According to Bord Bia Sheep Specialist, Declan Fennell, the festival is already having a positive impact on Irish lamb prices this week.
“It comes at an important time for the industry,” Fennell says.
Spring lamb numbers coming to market are rising week by week this time of the year and, according to Fennell, Ramadam is always welcome over the period.
Ramadam is one of three key events for the Irish market every year. It comes between the equally important Easter period and another key Muslim festival Eid al-Adha (EID) in late September.
Fennell says demand for lamb from Muslim festivals comes from two avenues – live exports and exports of sheep meat.
Live export demand was very strong in 2014 ahead of the Ramadam festival, however of the back of political instability in Libya this trade fell back significantly last year.
Fennell says to date there are no indications of a surge in live exports ahead of this years Ramadam festival. However, he did say that the month of September could see increased live exports for EID.
Both France and the UK are key markets during Muslim festivals. With Muslim populations of 6.5m and 3m respectively, both are key drivers of demand over the periods, according to Fennell.
However, he also noted that demand from the 50,000 strong Irish Muslim community is also important.
More lambs on the ground
All indications have been good for lamb crop this year, Fennell says.
“Ideal conditions for tupping as well as good weather at lambing point to this.

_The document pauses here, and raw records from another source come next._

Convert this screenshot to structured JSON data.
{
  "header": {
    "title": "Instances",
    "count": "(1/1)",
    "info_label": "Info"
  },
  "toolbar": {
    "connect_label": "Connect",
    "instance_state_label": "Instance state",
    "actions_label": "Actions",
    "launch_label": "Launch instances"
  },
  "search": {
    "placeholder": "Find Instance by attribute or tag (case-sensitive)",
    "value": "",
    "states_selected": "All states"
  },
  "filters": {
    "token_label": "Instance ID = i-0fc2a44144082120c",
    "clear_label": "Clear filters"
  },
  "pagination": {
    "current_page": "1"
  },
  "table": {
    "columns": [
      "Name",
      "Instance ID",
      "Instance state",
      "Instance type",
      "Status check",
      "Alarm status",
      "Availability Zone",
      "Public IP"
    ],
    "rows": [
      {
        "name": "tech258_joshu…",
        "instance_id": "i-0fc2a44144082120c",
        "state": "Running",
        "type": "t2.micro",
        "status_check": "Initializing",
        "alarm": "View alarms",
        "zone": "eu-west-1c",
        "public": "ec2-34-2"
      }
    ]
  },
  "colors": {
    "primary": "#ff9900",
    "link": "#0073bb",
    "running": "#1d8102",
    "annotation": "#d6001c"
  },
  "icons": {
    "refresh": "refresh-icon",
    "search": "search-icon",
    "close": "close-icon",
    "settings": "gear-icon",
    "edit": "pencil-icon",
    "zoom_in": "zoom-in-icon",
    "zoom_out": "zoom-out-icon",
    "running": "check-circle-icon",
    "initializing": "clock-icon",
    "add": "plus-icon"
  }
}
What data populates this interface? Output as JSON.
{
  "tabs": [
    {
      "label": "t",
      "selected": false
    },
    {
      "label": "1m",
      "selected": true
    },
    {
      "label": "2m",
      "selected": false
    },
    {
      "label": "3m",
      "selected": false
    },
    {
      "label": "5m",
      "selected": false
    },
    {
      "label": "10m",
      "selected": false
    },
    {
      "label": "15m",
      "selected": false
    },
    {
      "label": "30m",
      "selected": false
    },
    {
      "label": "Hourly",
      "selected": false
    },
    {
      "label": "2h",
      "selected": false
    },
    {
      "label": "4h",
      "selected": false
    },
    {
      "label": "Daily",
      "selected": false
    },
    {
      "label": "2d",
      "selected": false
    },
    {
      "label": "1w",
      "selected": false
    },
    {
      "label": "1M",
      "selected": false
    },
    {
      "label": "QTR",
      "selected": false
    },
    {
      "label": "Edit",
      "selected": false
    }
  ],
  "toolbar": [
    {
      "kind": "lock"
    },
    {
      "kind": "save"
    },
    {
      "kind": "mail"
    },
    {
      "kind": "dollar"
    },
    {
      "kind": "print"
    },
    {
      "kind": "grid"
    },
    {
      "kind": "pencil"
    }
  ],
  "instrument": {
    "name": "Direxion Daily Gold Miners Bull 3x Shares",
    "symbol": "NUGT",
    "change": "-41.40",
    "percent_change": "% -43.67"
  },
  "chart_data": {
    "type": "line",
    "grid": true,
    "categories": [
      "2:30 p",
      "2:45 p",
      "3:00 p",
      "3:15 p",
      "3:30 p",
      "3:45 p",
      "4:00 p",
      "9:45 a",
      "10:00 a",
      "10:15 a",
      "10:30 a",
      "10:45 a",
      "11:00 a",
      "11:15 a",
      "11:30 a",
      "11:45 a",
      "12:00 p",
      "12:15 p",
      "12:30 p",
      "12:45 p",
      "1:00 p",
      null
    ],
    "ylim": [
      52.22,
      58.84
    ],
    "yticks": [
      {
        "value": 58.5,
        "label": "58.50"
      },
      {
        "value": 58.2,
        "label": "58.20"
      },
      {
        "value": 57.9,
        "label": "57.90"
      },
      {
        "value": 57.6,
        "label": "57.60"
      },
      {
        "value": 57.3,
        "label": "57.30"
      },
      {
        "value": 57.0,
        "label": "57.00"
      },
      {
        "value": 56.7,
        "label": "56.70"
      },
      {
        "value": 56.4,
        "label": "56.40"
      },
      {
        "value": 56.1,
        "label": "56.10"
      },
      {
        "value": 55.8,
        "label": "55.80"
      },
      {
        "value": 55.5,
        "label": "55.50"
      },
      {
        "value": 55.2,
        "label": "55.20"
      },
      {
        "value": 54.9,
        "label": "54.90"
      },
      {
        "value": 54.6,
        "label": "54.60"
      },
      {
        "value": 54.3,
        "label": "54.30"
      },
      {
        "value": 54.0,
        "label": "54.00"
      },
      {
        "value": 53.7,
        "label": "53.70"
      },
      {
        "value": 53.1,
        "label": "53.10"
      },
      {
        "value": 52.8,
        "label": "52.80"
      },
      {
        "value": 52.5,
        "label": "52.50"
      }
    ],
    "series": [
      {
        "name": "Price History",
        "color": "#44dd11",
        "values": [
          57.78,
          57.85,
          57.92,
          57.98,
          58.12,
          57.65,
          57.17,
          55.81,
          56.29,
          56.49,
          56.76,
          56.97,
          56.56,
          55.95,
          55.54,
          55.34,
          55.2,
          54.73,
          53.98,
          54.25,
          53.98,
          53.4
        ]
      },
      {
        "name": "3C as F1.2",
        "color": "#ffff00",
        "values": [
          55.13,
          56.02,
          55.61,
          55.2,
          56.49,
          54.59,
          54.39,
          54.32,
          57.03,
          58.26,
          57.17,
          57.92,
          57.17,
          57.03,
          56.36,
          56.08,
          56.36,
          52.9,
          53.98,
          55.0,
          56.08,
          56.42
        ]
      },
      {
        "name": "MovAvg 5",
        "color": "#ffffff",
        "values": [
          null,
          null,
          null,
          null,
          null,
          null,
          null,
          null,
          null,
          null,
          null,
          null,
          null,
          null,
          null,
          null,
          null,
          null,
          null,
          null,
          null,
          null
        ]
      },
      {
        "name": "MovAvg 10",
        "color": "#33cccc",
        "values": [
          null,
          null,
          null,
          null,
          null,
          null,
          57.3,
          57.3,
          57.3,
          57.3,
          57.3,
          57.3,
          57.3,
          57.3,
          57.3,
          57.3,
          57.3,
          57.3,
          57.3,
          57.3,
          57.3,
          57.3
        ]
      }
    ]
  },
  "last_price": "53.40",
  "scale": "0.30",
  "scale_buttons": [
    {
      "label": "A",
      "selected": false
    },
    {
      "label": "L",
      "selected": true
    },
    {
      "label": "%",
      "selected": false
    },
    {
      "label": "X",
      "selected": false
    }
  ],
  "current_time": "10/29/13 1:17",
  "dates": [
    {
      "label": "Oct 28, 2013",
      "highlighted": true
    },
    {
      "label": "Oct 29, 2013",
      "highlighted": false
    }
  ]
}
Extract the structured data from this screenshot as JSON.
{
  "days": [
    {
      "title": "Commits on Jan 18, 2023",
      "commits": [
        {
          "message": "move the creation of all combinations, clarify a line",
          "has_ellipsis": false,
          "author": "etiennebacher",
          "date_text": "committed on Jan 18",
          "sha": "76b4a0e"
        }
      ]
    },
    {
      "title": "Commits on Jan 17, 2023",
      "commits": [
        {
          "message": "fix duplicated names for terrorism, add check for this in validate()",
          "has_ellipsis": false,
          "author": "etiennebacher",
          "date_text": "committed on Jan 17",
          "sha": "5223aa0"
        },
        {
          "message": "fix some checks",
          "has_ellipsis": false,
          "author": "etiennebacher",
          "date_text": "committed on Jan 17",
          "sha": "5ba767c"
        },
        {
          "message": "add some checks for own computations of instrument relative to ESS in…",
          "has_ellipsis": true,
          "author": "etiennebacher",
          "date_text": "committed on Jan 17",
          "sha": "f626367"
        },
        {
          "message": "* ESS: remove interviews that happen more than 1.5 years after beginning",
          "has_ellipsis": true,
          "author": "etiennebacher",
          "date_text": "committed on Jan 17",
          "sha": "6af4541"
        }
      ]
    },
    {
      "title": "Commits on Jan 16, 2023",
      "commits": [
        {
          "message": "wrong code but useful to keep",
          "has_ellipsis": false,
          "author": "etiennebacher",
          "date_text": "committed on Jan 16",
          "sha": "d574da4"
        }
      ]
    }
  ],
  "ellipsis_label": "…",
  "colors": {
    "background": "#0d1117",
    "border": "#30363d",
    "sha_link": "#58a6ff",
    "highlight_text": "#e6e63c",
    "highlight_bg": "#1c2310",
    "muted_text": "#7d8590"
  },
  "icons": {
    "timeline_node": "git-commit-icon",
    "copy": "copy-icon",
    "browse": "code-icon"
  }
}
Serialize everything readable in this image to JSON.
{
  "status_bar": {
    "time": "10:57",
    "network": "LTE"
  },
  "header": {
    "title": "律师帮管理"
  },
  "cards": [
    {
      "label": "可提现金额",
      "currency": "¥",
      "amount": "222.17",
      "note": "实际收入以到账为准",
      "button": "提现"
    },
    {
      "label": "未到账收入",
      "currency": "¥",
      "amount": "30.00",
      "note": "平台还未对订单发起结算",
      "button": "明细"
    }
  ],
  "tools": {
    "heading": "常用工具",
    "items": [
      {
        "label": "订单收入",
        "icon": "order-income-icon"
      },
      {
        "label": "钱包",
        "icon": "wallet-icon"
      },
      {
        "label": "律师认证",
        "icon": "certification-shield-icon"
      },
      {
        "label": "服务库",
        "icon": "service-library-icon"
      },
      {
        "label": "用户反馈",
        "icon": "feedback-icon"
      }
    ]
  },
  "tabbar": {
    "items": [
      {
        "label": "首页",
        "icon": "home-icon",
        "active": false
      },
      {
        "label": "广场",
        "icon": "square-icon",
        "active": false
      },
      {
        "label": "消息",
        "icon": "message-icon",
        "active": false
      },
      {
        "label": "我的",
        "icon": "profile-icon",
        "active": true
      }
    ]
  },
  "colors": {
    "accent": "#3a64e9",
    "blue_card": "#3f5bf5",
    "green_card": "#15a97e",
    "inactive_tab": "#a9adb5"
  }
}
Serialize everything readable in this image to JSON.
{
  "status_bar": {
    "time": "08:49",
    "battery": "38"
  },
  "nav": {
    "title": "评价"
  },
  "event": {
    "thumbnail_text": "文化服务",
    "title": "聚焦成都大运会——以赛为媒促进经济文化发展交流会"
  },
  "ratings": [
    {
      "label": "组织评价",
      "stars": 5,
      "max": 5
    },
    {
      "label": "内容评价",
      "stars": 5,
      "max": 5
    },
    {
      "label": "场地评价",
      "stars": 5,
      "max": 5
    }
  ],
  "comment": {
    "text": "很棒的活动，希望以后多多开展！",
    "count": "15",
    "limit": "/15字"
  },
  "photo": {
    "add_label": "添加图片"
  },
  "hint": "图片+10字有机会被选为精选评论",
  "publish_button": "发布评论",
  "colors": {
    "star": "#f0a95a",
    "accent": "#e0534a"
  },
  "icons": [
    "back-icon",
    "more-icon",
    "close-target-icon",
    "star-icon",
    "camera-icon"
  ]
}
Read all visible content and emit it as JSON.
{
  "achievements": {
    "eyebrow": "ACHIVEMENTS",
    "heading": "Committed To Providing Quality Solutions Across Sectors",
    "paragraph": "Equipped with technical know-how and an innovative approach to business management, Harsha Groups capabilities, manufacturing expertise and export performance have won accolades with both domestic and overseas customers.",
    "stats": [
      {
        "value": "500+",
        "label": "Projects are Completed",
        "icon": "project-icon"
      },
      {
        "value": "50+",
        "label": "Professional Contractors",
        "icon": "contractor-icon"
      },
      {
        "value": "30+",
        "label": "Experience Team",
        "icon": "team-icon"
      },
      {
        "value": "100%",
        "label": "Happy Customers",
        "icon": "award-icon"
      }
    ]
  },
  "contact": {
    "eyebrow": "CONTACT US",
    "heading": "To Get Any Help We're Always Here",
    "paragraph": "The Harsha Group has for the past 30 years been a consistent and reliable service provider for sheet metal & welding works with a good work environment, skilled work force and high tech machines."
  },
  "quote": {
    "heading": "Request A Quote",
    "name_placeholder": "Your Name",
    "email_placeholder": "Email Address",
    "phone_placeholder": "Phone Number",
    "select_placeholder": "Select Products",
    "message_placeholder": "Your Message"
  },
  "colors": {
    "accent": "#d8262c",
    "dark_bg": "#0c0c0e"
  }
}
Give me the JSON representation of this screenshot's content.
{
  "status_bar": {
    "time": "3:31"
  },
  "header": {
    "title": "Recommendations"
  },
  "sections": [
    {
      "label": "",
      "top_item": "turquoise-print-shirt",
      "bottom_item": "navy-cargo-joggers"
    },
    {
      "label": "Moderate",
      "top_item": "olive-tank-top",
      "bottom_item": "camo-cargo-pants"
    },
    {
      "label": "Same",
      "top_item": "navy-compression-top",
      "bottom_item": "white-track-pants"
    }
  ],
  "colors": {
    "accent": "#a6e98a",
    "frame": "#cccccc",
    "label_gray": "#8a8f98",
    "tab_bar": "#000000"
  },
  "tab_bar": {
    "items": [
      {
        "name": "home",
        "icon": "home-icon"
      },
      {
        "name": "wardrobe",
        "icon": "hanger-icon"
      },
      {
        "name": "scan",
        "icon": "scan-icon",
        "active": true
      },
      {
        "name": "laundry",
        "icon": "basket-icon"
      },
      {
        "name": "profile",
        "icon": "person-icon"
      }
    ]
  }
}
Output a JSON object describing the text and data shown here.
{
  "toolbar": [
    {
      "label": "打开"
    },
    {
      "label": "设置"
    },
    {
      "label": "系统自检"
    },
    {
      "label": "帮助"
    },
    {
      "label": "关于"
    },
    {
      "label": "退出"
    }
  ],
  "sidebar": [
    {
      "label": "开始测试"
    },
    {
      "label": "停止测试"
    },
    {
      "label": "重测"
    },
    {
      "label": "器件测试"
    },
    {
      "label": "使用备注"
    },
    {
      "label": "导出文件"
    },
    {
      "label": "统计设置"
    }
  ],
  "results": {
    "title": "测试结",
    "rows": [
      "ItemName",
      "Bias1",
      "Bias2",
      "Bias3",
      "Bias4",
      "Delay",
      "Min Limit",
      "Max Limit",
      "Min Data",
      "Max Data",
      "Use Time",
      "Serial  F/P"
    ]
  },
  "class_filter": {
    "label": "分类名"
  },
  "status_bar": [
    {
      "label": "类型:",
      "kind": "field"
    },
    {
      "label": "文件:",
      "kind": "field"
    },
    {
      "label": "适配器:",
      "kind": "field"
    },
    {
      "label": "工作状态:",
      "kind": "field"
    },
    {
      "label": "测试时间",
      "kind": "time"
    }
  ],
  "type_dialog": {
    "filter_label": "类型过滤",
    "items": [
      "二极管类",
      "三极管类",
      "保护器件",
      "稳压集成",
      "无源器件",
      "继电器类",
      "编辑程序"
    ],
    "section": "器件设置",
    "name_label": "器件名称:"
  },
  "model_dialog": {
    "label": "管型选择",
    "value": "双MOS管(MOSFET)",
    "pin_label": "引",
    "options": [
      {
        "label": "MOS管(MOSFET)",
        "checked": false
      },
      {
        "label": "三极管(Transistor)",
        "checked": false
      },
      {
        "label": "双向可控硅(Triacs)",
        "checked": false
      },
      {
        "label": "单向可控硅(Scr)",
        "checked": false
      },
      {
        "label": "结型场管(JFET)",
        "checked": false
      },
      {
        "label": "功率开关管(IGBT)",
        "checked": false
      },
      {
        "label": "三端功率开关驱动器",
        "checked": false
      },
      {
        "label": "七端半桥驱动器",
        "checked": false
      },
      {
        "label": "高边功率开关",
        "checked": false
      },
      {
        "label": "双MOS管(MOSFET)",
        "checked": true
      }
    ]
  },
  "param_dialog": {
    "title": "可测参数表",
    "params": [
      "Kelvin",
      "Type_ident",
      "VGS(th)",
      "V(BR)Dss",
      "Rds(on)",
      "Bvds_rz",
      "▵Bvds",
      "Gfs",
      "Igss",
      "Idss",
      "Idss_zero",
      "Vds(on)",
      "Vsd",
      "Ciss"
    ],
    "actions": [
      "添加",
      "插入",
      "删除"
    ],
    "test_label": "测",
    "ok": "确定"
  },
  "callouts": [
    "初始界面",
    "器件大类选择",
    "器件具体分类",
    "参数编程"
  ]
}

However, the latest census suggested that ewe numbers were down slightly.”
However, Fennell says there is no doubt that there is more lambs on the ground at the moment.
Despite this lambs have been slow to come to the market, according to Fennell.
“A cold and and wet May he seen slower growth rates and as such lambs have been slower to come fit for slaughter.”
Fennell in terms of the development of lamb prices over the summer an orderly supply of lambs to the market is all important for prices.
“Having supply and demand evenly matched is all important for price,” he said.